On Behalf of | Jun 14, 2024 | Real Estate Transactions |

Real estate agents have a duty to act in the best interests of their clients. Fulfilling that duty often involves trying to get as much as possible and helping them sell a home. In some cases, depending on how an agent structures their charges, maximizing the sale price of the home could even increase their commission.

Unfortunately, sometimes efforts to optimize the appearance of a home to make it attractive to buyers could lead to allegations of unethical conduct on the part of the seller and their real estate agent. Staging a home takes planning and may involve investments such as painting certain spaces or making repairs that a seller has previously procrastinated about completing.

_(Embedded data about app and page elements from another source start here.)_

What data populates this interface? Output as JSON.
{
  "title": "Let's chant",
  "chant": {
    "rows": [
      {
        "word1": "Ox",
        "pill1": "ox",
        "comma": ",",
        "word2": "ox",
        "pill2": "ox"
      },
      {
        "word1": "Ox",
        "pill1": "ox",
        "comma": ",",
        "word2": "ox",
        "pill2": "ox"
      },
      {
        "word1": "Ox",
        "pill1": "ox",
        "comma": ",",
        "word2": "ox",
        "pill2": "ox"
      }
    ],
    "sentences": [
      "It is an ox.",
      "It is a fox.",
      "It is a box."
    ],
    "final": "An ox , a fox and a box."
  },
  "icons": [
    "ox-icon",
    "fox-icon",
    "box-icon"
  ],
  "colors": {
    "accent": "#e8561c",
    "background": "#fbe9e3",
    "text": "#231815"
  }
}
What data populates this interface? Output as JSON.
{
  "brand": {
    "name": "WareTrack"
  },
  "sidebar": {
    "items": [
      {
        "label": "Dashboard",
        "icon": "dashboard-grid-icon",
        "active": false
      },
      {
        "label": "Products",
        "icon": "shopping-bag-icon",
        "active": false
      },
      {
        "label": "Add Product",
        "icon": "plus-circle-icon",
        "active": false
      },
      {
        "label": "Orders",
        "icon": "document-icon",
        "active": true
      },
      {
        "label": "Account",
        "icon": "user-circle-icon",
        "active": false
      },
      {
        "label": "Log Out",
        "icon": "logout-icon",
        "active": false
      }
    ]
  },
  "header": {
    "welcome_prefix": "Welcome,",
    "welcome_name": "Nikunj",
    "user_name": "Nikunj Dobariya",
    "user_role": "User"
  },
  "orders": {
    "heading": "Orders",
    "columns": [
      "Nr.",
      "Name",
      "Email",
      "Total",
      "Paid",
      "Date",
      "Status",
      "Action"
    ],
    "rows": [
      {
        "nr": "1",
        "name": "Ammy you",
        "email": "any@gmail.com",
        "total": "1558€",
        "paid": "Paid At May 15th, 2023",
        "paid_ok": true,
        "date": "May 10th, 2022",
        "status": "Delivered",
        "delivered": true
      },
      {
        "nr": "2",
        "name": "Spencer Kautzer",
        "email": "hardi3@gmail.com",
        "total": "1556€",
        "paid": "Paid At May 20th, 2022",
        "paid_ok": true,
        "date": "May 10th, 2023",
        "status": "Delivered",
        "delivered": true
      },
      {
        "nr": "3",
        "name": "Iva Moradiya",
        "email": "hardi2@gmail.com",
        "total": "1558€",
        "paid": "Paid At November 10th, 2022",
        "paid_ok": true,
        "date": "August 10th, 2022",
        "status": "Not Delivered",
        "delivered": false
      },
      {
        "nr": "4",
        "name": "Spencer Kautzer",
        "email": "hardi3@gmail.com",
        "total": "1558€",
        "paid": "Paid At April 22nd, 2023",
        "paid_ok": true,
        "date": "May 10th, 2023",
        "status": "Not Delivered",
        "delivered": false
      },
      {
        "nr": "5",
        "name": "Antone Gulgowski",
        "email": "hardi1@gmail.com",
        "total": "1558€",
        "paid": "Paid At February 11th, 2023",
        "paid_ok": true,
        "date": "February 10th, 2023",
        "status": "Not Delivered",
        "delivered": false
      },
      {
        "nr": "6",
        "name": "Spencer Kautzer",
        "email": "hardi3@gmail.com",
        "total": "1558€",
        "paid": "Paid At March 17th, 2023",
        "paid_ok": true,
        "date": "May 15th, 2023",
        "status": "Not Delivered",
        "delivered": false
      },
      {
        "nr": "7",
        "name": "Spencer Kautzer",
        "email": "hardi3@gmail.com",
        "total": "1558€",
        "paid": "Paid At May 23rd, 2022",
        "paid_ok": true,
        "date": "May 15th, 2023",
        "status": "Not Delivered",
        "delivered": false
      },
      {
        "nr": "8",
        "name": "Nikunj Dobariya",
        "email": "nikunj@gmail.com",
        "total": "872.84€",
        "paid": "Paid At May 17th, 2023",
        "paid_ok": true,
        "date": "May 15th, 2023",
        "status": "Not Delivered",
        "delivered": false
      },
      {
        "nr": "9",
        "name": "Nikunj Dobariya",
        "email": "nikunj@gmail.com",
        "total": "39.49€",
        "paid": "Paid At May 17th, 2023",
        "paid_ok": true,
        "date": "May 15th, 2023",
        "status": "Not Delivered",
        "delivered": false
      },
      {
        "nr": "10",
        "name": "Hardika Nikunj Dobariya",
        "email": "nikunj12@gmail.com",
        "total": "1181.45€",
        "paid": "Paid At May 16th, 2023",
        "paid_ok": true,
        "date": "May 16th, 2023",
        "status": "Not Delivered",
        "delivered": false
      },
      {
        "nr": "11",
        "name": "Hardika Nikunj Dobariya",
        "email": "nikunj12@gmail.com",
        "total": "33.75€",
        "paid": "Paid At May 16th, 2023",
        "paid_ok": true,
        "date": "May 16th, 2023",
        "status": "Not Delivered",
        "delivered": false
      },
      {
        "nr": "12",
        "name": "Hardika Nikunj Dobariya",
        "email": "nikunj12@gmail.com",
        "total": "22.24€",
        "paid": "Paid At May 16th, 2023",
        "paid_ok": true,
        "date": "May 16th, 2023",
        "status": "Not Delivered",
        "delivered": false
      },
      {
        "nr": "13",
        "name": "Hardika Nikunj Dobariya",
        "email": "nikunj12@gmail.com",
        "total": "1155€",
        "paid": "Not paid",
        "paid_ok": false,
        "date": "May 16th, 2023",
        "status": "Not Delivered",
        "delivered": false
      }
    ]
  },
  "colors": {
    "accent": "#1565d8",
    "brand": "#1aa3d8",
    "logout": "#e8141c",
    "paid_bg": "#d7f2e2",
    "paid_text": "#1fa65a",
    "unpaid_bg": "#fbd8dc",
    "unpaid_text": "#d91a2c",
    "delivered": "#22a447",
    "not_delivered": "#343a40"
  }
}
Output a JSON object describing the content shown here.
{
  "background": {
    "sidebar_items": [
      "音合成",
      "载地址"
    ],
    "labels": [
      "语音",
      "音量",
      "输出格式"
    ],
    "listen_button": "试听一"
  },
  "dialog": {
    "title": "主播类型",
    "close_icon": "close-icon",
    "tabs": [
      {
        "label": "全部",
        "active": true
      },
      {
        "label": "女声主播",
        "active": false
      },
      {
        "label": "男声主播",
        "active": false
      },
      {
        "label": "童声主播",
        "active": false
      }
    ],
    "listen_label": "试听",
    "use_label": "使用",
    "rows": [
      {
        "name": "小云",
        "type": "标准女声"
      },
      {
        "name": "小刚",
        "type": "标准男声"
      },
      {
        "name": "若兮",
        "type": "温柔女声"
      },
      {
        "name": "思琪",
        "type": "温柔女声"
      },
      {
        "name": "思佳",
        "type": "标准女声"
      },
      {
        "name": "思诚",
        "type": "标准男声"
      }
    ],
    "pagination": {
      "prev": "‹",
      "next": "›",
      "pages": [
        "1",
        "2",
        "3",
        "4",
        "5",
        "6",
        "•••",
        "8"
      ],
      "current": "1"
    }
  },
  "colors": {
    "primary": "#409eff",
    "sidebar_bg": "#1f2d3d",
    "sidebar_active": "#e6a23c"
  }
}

When do attempts at staging a home potentially put the seller and their agent at risk of buyers claiming fraudulent misrepresentation?

Attempting to hide a defect could lead to a lawsuit

There are certain cosmetic issues that can serve as indicators of serious issues with a property. For example, cracks in plaster or drywall can be early warning signs of foundation issues. Water stains on ceilings could be evidence of leaking pipes or a roof that requires replacement.

Covering up cosmetic issues in a home is not necessarily fraud, but sellers do have a legal obligation to disclose known issues with the property. Covering water staining or patching cracks can be acceptable repairs as long as the written disclosure indicates that there are issues with the systems causing those cosmetic warning signs.

If sellers simply cover the signs of age and damaged systems and do not disclose them, that could potentially lead to a lawsuit brought by frustrated buyers after they take possession of the property. Agents who know about defects at a property also have an obligation to ensure that the seller discloses those matters to prospective buyers in writing as required by the law.

Helping sellers optimize what they get for a property doesn’t need to involve fraudulent misrepresentation. Agents who understand the fine line between cosmetic improvements and hiding property defects can use that to optimize what their clients earn during residential real estate transactions without crossing the line.